Bondholders face a difficult time
This year may see slightly higher rates on certificates of deposit. The odds of that improved dramatically after actions taken by the Federal Reserve at its December rate-setting meeting when it decreased monthly asset purchases by $10 billion.
In December, the Fed took its first step in tapering its monthly asset purchases by paring them by $10 billion, to $75 billion.
The central bank is likely to raise the federal funds rate in 2015, according to Dan Geller, senior vice president of Market Rates Insight, a pricing consultant to banks. Based on historical patterns, he believes that could lead to a "modest and gradual increase in deposit rates in the second half of 2014," he wrote in a newsletter to his clients.
Bonds will tell a different story next year. In December, the Fed took its first step in tapering its asset purchases from $85 billion to $75 billion in mortgage-backed securities and Treasuries that it's been buying each month. It's a dangerous time for bondholders, says William Larkin, fixed-income manager at Cabot Money Management in Salem, Mass. As yields rise, the bond prices fall.

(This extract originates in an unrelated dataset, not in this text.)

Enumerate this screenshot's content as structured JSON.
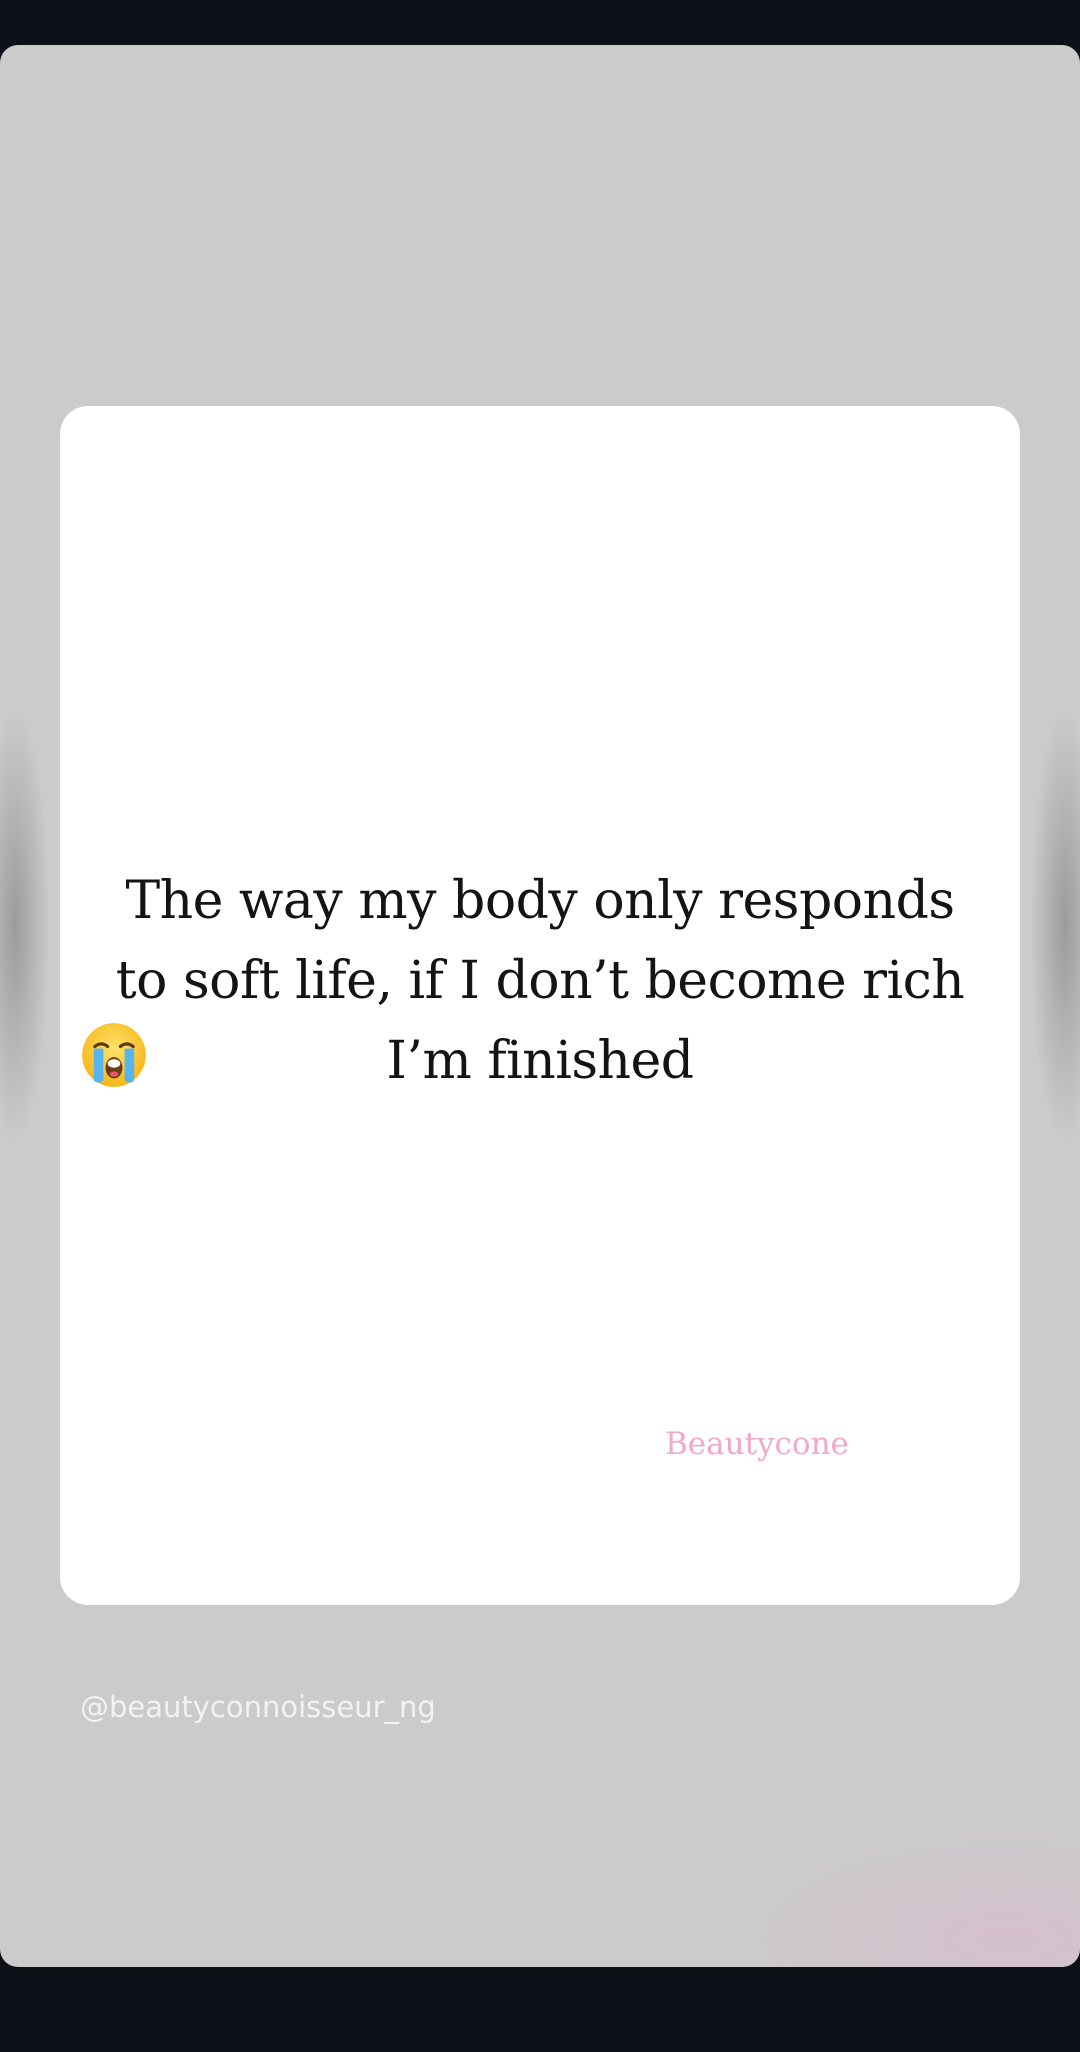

"At some point, you have to be defensive and say I have to do something different, step out of the way and let the market get to a market-driven rate environment. We're in a price-controlled market," he says.
Continue to next page.